  • Egypt
  • Palestine
  • Sinai Peninsula
Genre (AAT)
  • books
  • illustrations (layout features)
  • plates (illustrations)
  • maps (documents)
Language English
Type (DCMI)
  • Text
Original Item Location DS107 .W73 v.2
Original Item URL http://library.uh.edu/record=b1703789~S11
Digital Collection Exotic Impressions: Views of Foreign Lands
Digital Collection URL http://digital.lib.uh.edu/collection/exotic
Repository Kenneth Franzheim II Rare Books Room, William R. Jenkins Architecture and Art Library, University of Houston Libraries
Repository URL http://info.lib.uh.edu/about/campus-libraries-collections/william-r-jenkins-architecture-art-library
Use and Reproduction No Copyright - United States
Identifier exotic_201304_015
Item Description
Title Page 408
Format (IMT)
  • image/jpeg
File Name exotic_201304_015_435.jpg

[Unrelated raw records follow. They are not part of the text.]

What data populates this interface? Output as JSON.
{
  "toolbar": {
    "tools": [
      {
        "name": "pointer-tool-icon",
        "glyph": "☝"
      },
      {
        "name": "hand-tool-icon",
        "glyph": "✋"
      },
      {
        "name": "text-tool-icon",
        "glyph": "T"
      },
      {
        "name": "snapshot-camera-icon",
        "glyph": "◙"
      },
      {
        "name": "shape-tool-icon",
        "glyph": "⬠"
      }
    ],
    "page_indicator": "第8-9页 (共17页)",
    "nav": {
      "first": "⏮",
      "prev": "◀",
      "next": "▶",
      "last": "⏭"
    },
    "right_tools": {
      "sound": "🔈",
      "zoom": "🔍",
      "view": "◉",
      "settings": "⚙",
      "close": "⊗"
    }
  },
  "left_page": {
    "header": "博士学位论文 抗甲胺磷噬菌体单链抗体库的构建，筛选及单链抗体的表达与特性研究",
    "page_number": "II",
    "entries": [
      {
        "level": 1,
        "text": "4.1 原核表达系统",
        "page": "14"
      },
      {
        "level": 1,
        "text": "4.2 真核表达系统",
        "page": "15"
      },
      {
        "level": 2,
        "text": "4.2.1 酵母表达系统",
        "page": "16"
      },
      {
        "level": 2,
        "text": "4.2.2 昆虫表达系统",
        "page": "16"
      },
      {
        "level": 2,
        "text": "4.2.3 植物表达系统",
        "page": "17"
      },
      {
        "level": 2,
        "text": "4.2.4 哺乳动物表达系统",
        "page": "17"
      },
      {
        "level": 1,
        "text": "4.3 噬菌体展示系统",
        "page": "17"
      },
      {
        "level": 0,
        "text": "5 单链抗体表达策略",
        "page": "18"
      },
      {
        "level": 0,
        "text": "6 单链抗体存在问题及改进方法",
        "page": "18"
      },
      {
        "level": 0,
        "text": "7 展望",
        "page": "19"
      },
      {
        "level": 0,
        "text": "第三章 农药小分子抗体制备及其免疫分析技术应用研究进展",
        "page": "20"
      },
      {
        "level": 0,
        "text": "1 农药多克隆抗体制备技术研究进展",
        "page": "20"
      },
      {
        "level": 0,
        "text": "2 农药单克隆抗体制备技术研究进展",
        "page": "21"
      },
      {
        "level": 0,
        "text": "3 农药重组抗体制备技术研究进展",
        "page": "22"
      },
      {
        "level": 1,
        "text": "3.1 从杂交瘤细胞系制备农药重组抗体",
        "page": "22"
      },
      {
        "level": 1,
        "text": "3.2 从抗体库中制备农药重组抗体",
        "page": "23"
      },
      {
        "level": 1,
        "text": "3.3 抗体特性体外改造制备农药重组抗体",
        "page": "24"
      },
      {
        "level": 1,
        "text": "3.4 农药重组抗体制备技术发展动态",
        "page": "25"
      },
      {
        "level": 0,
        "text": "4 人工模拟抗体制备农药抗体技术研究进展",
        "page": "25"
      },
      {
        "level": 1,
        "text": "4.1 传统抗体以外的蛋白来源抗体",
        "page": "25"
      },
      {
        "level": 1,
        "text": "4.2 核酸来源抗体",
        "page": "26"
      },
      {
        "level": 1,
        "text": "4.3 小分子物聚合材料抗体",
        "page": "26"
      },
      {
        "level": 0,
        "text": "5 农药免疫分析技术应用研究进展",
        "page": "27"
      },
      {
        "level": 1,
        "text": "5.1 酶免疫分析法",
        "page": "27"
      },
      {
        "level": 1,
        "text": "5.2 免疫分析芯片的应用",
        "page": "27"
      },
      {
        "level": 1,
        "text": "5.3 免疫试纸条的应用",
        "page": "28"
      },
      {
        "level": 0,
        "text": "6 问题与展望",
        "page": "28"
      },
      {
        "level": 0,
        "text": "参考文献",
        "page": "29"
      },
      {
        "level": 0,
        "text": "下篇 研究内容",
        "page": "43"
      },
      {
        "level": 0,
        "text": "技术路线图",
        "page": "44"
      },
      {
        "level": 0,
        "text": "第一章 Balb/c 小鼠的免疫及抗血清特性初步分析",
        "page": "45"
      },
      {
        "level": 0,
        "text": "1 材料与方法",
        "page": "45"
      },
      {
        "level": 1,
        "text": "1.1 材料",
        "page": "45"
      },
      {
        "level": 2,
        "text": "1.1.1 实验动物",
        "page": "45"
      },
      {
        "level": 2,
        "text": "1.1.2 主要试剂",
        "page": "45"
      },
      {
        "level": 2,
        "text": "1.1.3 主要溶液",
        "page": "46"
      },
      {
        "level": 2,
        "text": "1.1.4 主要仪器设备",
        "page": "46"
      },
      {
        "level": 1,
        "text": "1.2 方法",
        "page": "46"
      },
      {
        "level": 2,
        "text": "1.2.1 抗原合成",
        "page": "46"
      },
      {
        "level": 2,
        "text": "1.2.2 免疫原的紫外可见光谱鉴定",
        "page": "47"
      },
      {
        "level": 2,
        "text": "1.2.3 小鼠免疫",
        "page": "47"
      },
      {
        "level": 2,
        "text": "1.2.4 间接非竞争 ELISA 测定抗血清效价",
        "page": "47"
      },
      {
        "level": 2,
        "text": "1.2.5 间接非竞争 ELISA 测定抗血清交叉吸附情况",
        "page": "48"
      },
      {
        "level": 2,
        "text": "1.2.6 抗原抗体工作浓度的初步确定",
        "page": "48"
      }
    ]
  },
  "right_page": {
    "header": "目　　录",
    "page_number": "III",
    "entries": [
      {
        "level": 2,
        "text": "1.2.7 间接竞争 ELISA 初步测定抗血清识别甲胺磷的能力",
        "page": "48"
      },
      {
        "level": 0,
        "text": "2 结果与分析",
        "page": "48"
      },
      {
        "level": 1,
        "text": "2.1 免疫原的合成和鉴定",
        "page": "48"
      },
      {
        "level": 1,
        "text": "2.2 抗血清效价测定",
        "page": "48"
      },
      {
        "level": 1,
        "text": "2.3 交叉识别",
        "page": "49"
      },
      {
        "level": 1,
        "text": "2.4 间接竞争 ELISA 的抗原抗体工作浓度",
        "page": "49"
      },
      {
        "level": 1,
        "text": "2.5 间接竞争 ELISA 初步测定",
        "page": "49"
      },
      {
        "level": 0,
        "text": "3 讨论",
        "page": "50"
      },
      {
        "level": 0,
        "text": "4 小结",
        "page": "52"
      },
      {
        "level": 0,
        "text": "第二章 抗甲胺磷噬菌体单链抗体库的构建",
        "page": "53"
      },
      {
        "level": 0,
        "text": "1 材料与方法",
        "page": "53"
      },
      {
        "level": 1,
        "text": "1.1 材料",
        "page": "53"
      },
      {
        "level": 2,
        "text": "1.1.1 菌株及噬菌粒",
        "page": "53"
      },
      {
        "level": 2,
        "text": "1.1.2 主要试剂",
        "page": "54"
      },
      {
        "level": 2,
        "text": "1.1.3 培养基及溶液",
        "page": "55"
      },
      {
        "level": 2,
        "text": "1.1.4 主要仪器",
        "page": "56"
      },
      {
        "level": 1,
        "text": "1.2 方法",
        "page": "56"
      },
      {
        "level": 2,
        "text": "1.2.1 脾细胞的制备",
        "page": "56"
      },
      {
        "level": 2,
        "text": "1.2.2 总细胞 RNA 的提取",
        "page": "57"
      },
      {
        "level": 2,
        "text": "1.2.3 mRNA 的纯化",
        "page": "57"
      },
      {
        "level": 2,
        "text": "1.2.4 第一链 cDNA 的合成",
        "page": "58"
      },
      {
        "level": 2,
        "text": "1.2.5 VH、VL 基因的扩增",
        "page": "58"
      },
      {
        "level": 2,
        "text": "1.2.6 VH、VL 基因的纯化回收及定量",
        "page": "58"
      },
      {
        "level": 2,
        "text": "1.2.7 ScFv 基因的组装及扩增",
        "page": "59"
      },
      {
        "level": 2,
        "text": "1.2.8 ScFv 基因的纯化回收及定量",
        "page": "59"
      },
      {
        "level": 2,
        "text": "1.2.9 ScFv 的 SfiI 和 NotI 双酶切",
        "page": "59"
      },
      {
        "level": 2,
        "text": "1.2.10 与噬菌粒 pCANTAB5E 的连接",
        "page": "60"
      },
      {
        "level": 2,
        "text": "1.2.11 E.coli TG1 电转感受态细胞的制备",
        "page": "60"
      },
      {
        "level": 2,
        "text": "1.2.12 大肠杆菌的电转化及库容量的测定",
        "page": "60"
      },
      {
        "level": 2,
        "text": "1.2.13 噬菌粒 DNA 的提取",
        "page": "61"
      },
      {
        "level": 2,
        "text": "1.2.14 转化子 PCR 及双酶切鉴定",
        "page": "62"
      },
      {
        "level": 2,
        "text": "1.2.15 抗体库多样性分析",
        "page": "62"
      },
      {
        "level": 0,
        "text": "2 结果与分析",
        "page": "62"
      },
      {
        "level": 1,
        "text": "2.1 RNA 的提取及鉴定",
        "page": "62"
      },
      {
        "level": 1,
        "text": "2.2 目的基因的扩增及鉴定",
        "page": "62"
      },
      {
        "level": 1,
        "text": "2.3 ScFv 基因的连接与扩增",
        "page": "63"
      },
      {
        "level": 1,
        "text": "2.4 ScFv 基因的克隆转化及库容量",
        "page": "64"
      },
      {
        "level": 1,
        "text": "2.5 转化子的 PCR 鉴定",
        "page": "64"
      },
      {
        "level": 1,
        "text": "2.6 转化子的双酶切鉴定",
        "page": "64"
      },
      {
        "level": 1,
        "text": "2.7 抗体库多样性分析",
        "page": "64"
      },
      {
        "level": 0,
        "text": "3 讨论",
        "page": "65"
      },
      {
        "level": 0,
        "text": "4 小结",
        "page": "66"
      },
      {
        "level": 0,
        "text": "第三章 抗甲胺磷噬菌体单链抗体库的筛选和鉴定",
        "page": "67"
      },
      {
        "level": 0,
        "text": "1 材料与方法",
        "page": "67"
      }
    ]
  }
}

Transcript 4o8 PICTURESQUE PALESTINE. the Nile, and in later days a special quarter for the Phoenician traders who brought their merchandise to Egypt So large was the city that even in the time of its decline it was half a day's journey to cross it from north to south. For five thousand years Memphis was the first or the second city of Egypt It was only second to Sais when Herodotus journeyed then-, and even when Alexandria was founded Memphis still stood next in rank. The Arab invasion and the building of Fustat at last destroyed it, for the inhabitants migrated to the new capital hard by. But long after this it was still a wonder to travellers, and that delightful writer, the learned physician 'Abd-el-Latif of Baghdad, describes Memphis as it was in the beginning of the thirteenth century with his quaint and graphic pencil. "Its .ruins," he says, 'l still present a crowd of wonders that bewilder the intellect, and which the most eloquent of men would vainly attempt to describe. The more one considers the city, the greater grows the admiration which it inspires, and each new glance at its ruins is a fresh cause of delight. Scarcely has it given birth to one idea when it suggests another still more marvellous; and when you believe you have thoroughly grasped it, Memphis at once convinces you that what you have conceived is still far behind the truth." The wonderful monolithic green chamber of brecchia verde, once the shrine of a golden statue with jewelled eyes, was still to be seen there-, and the sphinxes of the temple of Ptah, the Egyptian Vulcan, originator and fashioner of all things, and the walls and gates thereof, were still standing; but even there the insane greed of treasure-hunters had begun to work its disastrous effects. From the temples and tombs of Memphis to the ruins of Merv, the Oriental mind has associated the remains of antiquities with the presence of concealed treasure. 'Abd-el-Latif records with indignation the irreparable destruction wrought by "people without sense" in this childish pursuit, and tells how they mutilated the statues (whom they took for guardians of the tombs), bored holes, wrenched off metal-work, and split up monoliths, in the hope of discovering hidden wealth. Most of the tombs and Pyramids have been impiously broken into and pillaged of whatever they contained, though it could never have repaid the pains of excavation to vulgar burglars without archaeological instinct. And when treasure was no longer expected, a worse thing came upon the monuments of Egypt: they were used as building materials for the walls and mosques and citadel of Cairo. Columns and slabs were carried over the river to the new capital; the splendid masonry which had stood unshaken for five thousand years was used for the beautiful but unstable monuments of Arab art; and the wonderful ruins that excited the admiration of the old traveller of Baghdad are now vanished. Of all that splendour and beauty nothing remains; as we wander among the palms that fatten on the site of Memphis, a few fragments of what may have been the temple, and the great half-buried, half-drowned colossus of Rameses II. prone upon its face (see page 410)' are all that remain to remind us of the oldest city of the world. " The images have ceased out of Noph " (Ezek. xxx. 13). Even the Pyramids were not spared. 'Abd-el-Latif tells us how he saw the workmen of El Melik El-'Aziz, son of Saladin, employed in 1196 in pulling down the Third Pyramid